INSTRUCTIONS TO FOLLOW>
Every record must come back exactly as given.

· · · ·

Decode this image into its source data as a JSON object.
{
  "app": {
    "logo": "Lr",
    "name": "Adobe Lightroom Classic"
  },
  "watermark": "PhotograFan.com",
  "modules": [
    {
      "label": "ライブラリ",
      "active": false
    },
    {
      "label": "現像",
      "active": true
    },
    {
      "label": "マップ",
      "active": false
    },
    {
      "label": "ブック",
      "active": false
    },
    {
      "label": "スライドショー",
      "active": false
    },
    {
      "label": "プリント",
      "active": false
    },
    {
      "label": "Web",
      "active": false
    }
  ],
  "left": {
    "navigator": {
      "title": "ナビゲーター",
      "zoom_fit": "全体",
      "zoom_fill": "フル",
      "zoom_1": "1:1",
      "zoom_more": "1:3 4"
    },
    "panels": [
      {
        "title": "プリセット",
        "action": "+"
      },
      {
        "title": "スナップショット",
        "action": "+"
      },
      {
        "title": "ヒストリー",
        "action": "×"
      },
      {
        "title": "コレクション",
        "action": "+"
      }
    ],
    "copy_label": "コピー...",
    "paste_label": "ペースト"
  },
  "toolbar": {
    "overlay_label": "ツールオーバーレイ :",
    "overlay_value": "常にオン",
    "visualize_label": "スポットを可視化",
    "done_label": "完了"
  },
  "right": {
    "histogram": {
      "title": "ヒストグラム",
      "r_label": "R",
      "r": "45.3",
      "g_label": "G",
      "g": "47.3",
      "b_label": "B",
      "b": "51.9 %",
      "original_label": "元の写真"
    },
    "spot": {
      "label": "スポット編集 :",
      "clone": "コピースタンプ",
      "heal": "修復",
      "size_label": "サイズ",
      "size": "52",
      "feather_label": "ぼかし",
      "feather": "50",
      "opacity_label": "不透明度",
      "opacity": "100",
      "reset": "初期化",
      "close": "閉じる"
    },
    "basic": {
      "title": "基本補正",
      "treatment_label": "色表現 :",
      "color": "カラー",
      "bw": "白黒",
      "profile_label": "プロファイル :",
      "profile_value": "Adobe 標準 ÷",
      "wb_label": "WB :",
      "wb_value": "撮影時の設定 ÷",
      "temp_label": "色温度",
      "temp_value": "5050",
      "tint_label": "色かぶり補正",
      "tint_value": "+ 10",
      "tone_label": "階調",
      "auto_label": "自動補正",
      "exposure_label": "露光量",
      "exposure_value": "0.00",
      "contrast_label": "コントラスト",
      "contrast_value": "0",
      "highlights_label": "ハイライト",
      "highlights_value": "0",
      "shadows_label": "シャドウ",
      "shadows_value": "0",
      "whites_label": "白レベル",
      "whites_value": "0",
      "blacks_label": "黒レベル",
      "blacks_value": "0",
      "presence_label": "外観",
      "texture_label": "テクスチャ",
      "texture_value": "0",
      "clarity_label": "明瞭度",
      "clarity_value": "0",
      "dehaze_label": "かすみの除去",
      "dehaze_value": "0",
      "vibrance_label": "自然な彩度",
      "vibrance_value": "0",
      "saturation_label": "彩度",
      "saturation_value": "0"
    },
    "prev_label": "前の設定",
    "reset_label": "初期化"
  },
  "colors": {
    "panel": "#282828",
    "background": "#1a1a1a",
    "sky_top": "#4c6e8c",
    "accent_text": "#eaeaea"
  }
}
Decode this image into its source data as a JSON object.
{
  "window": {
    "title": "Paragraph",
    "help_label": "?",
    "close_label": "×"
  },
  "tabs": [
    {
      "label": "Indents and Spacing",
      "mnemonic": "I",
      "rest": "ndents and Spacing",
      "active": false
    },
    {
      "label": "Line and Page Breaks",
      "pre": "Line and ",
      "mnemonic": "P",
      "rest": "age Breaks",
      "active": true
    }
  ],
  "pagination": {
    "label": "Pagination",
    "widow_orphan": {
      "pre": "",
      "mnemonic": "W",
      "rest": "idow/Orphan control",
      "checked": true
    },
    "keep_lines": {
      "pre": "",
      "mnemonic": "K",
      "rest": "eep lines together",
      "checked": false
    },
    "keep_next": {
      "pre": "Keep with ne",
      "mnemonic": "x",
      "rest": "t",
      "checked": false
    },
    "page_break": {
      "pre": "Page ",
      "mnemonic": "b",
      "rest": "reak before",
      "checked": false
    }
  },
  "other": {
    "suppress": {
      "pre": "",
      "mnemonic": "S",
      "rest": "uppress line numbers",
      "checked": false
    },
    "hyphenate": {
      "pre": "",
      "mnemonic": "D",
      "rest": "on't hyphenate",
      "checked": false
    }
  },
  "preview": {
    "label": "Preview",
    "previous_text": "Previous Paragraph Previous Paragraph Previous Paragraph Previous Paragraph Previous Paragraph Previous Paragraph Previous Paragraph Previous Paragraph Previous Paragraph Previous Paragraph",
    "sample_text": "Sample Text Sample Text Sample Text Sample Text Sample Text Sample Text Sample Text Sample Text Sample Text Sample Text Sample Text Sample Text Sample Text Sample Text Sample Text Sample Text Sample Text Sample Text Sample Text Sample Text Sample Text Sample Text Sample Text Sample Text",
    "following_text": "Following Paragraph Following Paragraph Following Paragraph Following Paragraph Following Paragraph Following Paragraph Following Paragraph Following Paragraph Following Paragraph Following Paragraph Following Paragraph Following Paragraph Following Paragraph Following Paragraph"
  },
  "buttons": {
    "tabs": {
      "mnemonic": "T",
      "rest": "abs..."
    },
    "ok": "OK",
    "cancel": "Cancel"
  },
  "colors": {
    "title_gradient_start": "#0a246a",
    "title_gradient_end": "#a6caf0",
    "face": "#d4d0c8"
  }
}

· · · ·

RESULT OF THIS EXERCISE>
Decode this image into its source data as a JSON object.
{
  "app": {
    "logo": "Lr",
    "name": "Adobe Lightroom Classic"
  },
  "watermark": "PhotograFan.com",
  "modules": [
    {
      "label": "ライブラリ",
      "active": false
    },
    {
      "label": "現像",
      "active": true
    },
    {
      "label": "マップ",
      "active": false
    },
    {
      "label": "ブック",
      "active": false
    },
    {
      "label": "スライドショー",
      "active": false
    },
    {
      "label": "プリント",
      "active": false
    },
    {
      "label": "Web",
      "active": false
    }
  ],
  "left": {
    "navigator": {
      "title": "ナビゲーター",
      "zoom_fit": "全体",
      "zoom_fill": "フル",
      "zoom_1": "1:1",
      "zoom_more": "1:3 4"
    },
    "panels": [
      {
        "title": "プリセット",
        "action": "+"
      },
      {
        "title": "スナップショット",
        "action": "+"
      },
      {
        "title": "ヒストリー",
        "action": "×"
      },
      {
        "title": "コレクション",
        "action": "+"
      }
    ],
    "copy_label": "コピー...",
    "paste_label": "ペースト"
  },
  "toolbar": {
    "overlay_label": "ツールオーバーレイ :",
    "overlay_value": "常にオン",
    "visualize_label": "スポットを可視化",
    "done_label": "完了"
  },
  "right": {
    "histogram": {
      "title": "ヒストグラム",
      "r_label": "R",
      "r": "45.3",
      "g_label": "G",
      "g": "47.3",
      "b_label": "B",
      "b": "51.9 %",
      "original_label": "元の写真"
    },
    "spot": {
      "label": "スポット編集 :",
      "clone": "コピースタンプ",
      "heal": "修復",
      "size_label": "サイズ",
      "size": "52",
      "feather_label": "ぼかし",
      "feather": "50",
      "opacity_label": "不透明度",
      "opacity": "100",
      "reset": "初期化",
      "close": "閉じる"
    },
    "basic": {
      "title": "基本補正",
      "treatment_label": "色表現 :",
      "color": "カラー",
      "bw": "白黒",
      "profile_label": "プロファイル :",
      "profile_value": "Adobe 標準 ÷",
      "wb_label": "WB :",
      "wb_value": "撮影時の設定 ÷",
      "temp_label": "色温度",
      "temp_value": "5050",
      "tint_label": "色かぶり補正",
      "tint_value": "+ 10",
      "tone_label": "階調",
      "auto_label": "自動補正",
      "exposure_label": "露光量",
      "exposure_value": "0.00",
      "contrast_label": "コントラスト",
      "contrast_value": "0",
      "highlights_label": "ハイライト",
      "highlights_value": "0",
      "shadows_label": "シャドウ",
      "shadows_value": "0",
      "whites_label": "白レベル",
      "whites_value": "0",
      "blacks_label": "黒レベル",
      "blacks_value": "0",
      "presence_label": "外観",
      "texture_label": "テクスチャ",
      "texture_value": "0",
      "clarity_label": "明瞭度",
      "clarity_value": "0",
      "dehaze_label": "かすみの除去",
      "dehaze_value": "0",
      "vibrance_label": "自然な彩度",
      "vibrance_value": "0",
      "saturation_label": "彩度",
      "saturation_value": "0"
    },
    "prev_label": "前の設定",
    "reset_label": "初期化"
  },
  "colors": {
    "panel": "#282828",
    "background": "#1a1a1a",
    "sky_top": "#4c6e8c",
    "accent_text": "#eaeaea"
  }
}
Decode this image into its source data as a JSON object.
{
  "window": {
    "title": "Paragraph",
    "help_label": "?",
    "close_label": "×"
  },
  "tabs": [
    {
      "label": "Indents and Spacing",
      "mnemonic": "I",
      "rest": "ndents and Spacing",
      "active": false
    },
    {
      "label": "Line and Page Breaks",
      "pre": "Line and ",
      "mnemonic": "P",
      "rest": "age Breaks",
      "active": true
    }
  ],
  "pagination": {
    "label": "Pagination",
    "widow_orphan": {
      "pre": "",
      "mnemonic": "W",
      "rest": "idow/Orphan control",
      "checked": true
    },
    "keep_lines": {
      "pre": "",
      "mnemonic": "K",
      "rest": "eep lines together",
      "checked": false
    },
    "keep_next": {
      "pre": "Keep with ne",
      "mnemonic": "x",
      "rest": "t",
      "checked": false
    },
    "page_break": {
      "pre": "Page ",
      "mnemonic": "b",
      "rest": "reak before",
      "checked": false
    }
  },
  "other": {
    "suppress": {
      "pre": "",
      "mnemonic": "S",
      "rest": "uppress line numbers",
      "checked": false
    },
    "hyphenate": {
      "pre": "",
      "mnemonic": "D",
      "rest": "on't hyphenate",
      "checked": false
    }
  },
  "preview": {
    "label": "Preview",
    "previous_text": "Previous Paragraph Previous Paragraph Previous Paragraph Previous Paragraph Previous Paragraph Previous Paragraph Previous Paragraph Previous Paragraph Previous Paragraph Previous Paragraph",
    "sample_text": "Sample Text Sample Text Sample Text Sample Text Sample Text Sample Text Sample Text Sample Text Sample Text Sample Text Sample Text Sample Text Sample Text Sample Text Sample Text Sample Text Sample Text Sample Text Sample Text Sample Text Sample Text Sample Text Sample Text Sample Text",
    "following_text": "Following Paragraph Following Paragraph Following Paragraph Following Paragraph Following Paragraph Following Paragraph Following Paragraph Following Paragraph Following Paragraph Following Paragraph Following Paragraph Following Paragraph Following Paragraph Following Paragraph"
  },
  "buttons": {
    "tabs": {
      "mnemonic": "T",
      "rest": "abs..."
    },
    "ok": "OK",
    "cancel": "Cancel"
  },
  "colors": {
    "title_gradient_start": "#0a246a",
    "title_gradient_end": "#a6caf0",
    "face": "#d4d0c8"
  }
}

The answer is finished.